Virtually all children have a shallow nasal bridge, but as our face expresses its adult genetics some patients develop a hump. This is really no more unusual than the appearance of any adult feature: facial hair, a deeper voice, your final stature. At age 17, you're simply seeing the development of your adult face.
If the only problem with your nasal appearance is that of a dorsal hump, rhinoplasty may be able to reshape it quite nicely. I would argue, though, that there is no such thing as a truly "easy" rhinoplasty, but this is one of the more common problems we, as rhinoplasty surgeons, address.
All the best,
It can be fixed
People's noses develop at different ages. Your bump can be removed. The age you got the bump is irrelevent and it can be fixed easily by an expert.
Dorsal Hump on Teenager
The rate at which the nose grows is largest during the teenage years.
Rhinoplasty is common plastic surgery procedure for teenage boys and girls. The nose is relatively larger than the rest of the face during this time. Large noses may be due to a bump at the bridge, wide nasal tip, or droopy tip. Due to this facial imbalance or asymmetry, many teenagers pressure their parents for cosmetic surgery. Body parts that might appear too large or too small now can become more proportionate over time.
The nose continues to grow as we age, but the largest rate of nasal growth occurs during teen years. Generally, this rate slows greatly at age 16 for most girls, and 17 for most boys. As a result, most plastic surgeons wait until this age before considering rhinoplasty for teenagers.

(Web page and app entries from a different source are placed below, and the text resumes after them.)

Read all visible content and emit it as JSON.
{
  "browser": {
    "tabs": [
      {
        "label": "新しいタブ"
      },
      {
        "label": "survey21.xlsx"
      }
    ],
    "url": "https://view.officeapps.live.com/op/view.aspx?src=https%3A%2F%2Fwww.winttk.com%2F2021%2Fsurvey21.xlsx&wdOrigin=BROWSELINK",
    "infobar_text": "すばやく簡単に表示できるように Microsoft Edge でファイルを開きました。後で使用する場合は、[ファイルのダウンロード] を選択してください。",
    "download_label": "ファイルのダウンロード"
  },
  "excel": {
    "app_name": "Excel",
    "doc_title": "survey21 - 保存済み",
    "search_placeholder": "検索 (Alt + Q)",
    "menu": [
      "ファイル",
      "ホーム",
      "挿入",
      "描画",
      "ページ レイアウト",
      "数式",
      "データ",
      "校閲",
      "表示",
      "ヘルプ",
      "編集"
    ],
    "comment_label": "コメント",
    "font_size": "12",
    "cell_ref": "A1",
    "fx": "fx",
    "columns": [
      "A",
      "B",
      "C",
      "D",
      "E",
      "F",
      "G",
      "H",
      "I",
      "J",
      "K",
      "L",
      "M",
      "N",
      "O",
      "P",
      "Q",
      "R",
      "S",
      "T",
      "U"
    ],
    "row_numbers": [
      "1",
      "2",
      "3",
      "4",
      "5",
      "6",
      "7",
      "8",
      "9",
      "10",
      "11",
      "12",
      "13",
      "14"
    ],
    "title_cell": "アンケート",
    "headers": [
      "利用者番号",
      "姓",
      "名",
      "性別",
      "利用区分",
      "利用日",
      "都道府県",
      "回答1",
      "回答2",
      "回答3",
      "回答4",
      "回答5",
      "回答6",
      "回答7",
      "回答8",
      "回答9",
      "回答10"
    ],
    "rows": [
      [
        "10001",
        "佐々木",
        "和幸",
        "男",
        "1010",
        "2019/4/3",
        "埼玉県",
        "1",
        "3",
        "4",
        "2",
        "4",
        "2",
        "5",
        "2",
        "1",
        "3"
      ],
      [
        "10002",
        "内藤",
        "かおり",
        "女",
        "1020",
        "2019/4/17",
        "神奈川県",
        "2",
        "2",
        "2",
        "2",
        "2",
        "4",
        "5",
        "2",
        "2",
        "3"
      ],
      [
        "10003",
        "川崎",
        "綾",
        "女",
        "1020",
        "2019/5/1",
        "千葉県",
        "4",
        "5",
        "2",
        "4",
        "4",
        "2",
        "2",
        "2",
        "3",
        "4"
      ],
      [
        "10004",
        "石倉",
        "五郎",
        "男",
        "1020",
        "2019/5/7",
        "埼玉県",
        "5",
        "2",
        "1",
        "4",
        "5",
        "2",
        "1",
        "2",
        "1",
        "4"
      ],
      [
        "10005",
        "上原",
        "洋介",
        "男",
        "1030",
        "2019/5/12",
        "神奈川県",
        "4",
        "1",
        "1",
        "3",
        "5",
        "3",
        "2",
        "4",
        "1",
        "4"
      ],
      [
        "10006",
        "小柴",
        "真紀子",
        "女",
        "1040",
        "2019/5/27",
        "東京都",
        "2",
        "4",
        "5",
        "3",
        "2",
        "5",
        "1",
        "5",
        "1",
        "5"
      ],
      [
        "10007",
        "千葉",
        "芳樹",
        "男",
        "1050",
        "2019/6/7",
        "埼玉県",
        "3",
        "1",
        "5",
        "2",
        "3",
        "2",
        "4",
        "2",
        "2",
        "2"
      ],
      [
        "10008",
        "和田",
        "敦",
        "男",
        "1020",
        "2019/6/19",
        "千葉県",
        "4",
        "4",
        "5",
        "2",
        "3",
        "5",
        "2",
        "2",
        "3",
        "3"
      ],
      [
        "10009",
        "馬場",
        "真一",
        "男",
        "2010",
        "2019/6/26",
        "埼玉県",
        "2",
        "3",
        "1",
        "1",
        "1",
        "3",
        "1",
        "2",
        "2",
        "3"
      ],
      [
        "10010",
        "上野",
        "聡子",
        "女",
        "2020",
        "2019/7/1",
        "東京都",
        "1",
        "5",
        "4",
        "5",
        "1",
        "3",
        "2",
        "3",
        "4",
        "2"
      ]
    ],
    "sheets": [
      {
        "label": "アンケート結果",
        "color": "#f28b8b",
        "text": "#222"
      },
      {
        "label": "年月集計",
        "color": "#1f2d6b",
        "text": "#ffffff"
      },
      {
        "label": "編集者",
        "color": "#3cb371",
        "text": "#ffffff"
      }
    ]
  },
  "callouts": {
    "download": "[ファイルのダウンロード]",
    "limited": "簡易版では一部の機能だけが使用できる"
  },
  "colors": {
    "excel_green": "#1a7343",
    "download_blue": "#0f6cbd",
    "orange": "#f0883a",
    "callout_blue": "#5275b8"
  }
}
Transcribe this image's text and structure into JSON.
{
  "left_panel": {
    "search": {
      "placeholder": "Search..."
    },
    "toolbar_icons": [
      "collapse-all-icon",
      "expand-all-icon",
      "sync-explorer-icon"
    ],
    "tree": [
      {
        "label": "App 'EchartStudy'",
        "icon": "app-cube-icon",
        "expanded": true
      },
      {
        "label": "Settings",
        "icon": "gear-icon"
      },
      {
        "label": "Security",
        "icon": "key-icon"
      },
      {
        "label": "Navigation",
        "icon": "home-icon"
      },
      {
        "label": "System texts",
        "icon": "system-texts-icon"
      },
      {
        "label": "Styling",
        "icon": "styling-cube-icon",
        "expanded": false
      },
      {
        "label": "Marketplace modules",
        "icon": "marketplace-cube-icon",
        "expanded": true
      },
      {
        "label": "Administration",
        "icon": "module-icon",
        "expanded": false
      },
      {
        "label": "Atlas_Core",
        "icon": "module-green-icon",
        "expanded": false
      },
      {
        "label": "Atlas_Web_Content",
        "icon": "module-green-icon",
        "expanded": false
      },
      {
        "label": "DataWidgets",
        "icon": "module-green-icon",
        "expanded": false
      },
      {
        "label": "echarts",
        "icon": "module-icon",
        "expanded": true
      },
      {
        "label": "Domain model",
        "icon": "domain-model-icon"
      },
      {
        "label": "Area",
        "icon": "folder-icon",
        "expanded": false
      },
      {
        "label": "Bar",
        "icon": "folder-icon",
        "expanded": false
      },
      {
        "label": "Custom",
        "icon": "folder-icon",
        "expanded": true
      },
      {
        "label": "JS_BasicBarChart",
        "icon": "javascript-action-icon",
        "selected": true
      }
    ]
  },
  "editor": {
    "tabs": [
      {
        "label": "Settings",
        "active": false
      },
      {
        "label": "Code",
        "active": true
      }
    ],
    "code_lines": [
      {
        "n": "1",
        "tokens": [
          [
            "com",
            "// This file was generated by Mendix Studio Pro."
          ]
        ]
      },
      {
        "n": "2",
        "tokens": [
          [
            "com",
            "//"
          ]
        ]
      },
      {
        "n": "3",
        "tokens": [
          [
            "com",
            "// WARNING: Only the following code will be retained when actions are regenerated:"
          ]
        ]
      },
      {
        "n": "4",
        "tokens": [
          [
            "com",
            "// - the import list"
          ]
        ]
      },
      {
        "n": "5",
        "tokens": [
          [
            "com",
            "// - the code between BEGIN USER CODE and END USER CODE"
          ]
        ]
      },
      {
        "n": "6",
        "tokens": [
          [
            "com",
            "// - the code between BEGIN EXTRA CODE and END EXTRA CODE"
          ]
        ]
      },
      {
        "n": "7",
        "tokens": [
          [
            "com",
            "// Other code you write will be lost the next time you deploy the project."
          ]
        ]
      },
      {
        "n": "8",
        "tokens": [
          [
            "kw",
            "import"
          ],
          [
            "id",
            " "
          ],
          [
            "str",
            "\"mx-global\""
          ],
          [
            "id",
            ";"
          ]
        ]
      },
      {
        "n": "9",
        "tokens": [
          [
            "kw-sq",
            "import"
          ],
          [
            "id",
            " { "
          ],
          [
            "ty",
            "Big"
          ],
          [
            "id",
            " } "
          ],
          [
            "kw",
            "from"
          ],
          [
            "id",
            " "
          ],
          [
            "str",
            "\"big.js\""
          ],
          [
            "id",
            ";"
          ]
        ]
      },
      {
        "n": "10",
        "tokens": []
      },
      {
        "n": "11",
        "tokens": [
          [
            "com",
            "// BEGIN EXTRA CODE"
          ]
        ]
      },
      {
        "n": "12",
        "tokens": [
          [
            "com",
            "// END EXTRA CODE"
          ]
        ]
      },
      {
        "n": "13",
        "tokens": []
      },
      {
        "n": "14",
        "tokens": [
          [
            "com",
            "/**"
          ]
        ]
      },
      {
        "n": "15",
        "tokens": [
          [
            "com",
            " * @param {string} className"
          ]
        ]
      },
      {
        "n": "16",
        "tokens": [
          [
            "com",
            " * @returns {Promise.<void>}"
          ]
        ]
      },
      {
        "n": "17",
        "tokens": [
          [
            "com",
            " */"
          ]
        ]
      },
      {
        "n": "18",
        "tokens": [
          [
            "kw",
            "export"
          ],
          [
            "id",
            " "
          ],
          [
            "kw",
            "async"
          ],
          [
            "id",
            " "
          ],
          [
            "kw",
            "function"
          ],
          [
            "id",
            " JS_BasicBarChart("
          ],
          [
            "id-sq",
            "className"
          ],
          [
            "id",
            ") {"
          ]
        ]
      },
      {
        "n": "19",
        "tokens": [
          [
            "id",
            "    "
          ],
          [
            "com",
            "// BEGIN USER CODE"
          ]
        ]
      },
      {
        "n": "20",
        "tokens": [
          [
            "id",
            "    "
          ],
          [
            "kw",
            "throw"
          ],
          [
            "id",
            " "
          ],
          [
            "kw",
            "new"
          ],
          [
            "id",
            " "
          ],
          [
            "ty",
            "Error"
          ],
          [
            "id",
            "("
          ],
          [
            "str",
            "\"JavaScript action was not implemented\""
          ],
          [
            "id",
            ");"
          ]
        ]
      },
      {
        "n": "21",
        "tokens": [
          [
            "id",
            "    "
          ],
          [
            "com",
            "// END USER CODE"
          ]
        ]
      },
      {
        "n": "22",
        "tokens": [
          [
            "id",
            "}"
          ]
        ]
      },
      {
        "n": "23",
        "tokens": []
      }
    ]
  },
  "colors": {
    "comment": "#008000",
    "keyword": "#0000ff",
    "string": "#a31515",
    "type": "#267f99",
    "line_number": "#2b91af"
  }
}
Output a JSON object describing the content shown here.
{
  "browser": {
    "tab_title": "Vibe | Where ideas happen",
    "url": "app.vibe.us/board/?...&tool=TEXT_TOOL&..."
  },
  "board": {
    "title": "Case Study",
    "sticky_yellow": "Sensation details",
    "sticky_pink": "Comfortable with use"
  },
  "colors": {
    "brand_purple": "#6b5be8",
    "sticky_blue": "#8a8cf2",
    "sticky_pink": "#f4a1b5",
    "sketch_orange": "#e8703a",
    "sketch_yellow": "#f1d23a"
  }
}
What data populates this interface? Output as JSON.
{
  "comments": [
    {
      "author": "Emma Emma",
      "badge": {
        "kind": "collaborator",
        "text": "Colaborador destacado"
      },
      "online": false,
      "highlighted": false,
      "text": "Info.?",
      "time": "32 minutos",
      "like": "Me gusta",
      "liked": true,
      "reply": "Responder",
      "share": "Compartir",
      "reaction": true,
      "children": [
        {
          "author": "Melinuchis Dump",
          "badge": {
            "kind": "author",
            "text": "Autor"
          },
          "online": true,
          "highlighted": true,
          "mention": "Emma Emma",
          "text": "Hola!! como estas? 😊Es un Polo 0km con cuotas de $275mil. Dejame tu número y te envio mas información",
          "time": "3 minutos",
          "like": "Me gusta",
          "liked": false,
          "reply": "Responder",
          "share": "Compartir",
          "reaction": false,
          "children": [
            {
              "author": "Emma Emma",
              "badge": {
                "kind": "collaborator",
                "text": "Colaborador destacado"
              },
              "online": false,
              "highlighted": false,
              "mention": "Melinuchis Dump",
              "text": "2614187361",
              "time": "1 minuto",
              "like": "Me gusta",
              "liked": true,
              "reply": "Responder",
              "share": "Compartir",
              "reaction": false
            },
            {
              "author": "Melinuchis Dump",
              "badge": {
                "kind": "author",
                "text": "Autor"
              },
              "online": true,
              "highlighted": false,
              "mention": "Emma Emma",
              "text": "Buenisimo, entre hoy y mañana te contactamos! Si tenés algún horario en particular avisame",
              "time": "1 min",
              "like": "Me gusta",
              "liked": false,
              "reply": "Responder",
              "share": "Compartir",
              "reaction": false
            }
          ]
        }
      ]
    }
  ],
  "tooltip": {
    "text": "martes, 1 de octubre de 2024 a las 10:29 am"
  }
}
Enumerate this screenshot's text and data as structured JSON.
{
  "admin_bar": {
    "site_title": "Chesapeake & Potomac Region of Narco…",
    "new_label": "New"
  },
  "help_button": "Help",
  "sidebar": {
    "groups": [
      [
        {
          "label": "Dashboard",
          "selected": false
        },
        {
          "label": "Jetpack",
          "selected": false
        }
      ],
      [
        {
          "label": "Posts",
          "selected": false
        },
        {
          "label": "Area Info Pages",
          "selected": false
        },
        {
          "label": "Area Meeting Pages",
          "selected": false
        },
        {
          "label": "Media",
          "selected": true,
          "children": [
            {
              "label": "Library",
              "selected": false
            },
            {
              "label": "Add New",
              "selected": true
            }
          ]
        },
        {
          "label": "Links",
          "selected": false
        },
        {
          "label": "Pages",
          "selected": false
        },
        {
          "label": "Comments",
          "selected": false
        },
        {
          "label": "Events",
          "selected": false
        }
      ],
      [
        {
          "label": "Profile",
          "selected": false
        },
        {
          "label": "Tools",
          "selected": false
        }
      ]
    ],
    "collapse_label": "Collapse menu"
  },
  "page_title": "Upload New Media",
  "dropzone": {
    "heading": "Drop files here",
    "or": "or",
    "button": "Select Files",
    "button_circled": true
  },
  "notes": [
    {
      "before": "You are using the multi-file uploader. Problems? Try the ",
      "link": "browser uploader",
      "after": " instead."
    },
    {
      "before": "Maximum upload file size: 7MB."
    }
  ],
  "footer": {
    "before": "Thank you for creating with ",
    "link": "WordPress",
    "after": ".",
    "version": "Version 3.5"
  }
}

These answers are for educational purposes and should not be relied upon as a substitute for medical advice you may receive from your physician. If you have a medical emergency, please call 911. These answers do not constitute or initiate a patient/doctor relationship.